Making it real
So let’s say we now comprehend what clauses are in a contract. We can now ask, whether it is in our favour or not. Certain types of clauses just by their existence may be unfavourable and we may want them removed. Other clauses we might always want included. Most of the time though there will be some level of tolerance, and it must be determined whether a clause is favourable or not.
We may have generated our classifiers to only find clauses when it is unfavourable to us. This is a less than optimal method for transferability. It may be only on one kind of contract, or with a category of vendors that a clause is intolerable, so if we have trained it to trigger only when it is unfavourable, we won’t know whether it exists at all. So it’s better (and easier to train!) a classifier to find a kind of clause generally, then specify in another way whether it is actually acceptable or not.
A clause may be unacceptable for a number of reasons: it may be well drafted but a time period in it may be too long or a liability cap too high. It might be fine as an obligation for a vendor but not for a customer. It could be good (or bad) if there is another clause also in the contract. It could be a problem depending upon the scope of a referenced defined term. It may happen that it is agreeable as a right, but not an obligation.

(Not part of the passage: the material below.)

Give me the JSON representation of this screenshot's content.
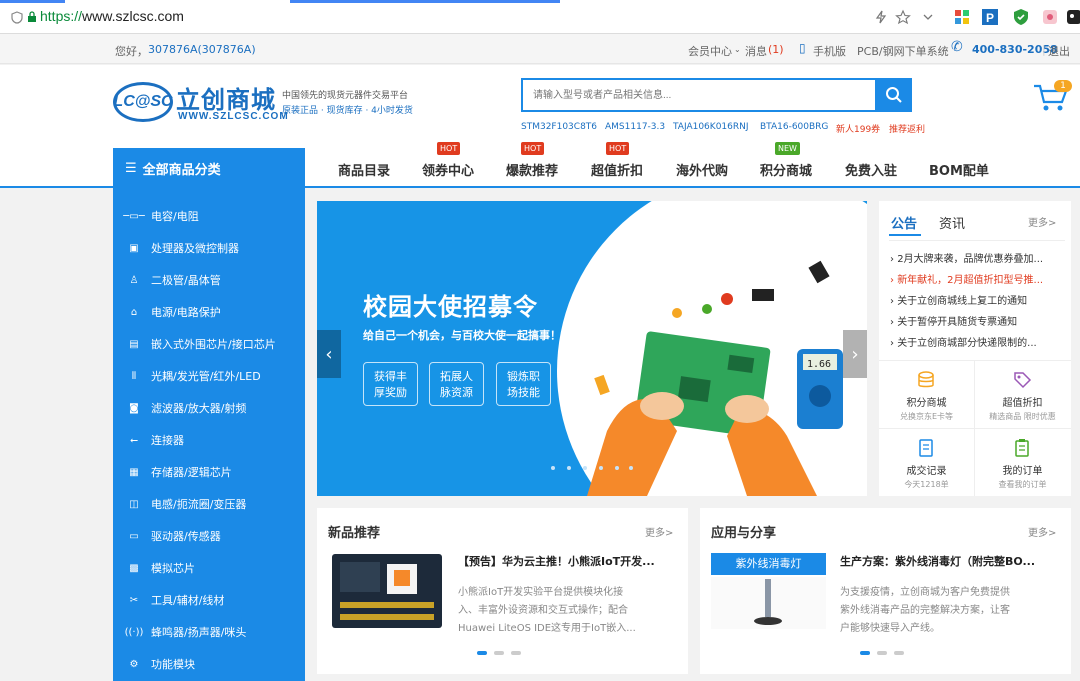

The solution then needs to be matched to the particular issue you have. A time period can be extracted from the contract and you can set up acceptable bounds for it. Through Natural Language Processing techniques you can pick up who is giving the obligation and relate them to the parties of the agreement (whether it is by party name or the role of the party). A legal tech expert (who straddles the worlds of legal knowledge and AI technology) can then easily put these rules together behind a set of issues that describe the requirements of the user.

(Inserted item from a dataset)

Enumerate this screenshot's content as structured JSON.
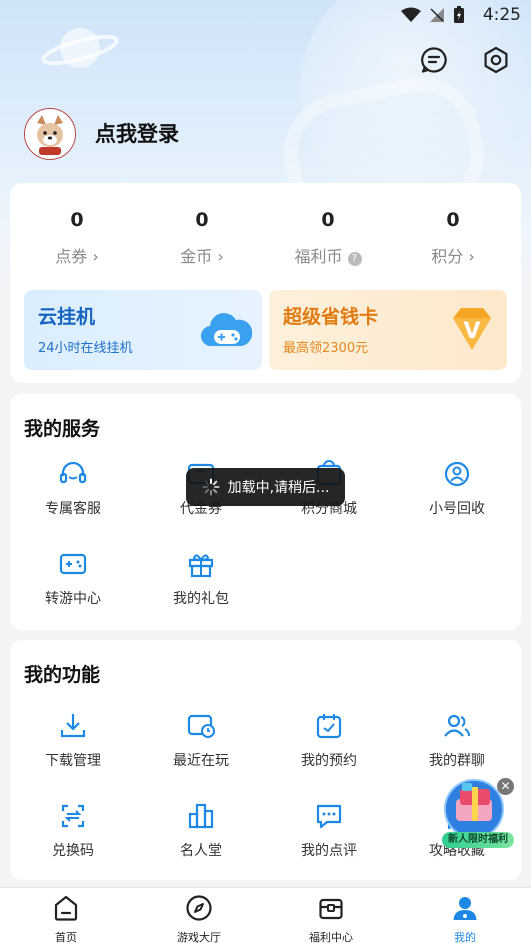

Finally, once you understand that there is a problem with a part of a contract, how do you then amend the contract in a mutually acceptable way. There are a few ways to do this, from simple process-based methods to approaches using modern AI.
The simplest – and least technical – way is to have an already setup set of favoured language and acceptable fallback positions. When an issue is triggered, you can then explain what the precise problem is and provide text that the user then would need to customise for the contract.
A slightly more intelligent route would be to make this text configurable so that key terms or amounts could be manually or automatically synchronised so they match the contract.
Given an already negotiated contract bank, you could mine this data so that commonly negotiated clauses were identified and if a clause resembles a negotiated contract’s original text, then provide the outcome as a suggestion.
More recent technological developments such as generative models like GPT from OpenAI which let you train a model with all of your previously worded clauses and ask it to generate a given position. It’s not perfect for generating all-complete legalese yet (it is much better at free-wheeling prose), but it is a glimpse into the future.
As you can see, the process of reviewing a contract is quite an involved process, but there are approaches to emulate each step and combining them together could give you a lawyer in a bottle. Of course, a lawyer isn’t just someone who reviews contracts, but also understands what the general position of a client is, what is special about a specific circumstance, and has a wealth of experience to guide and protect their clients from pitfalls.
We can use an understanding of the contract review process to do the heavy lifting on much of the standard legal work, and allow lawyers (and other people in an organisation who regularly deal with contracts) to achieve their ends in a fraction of the time.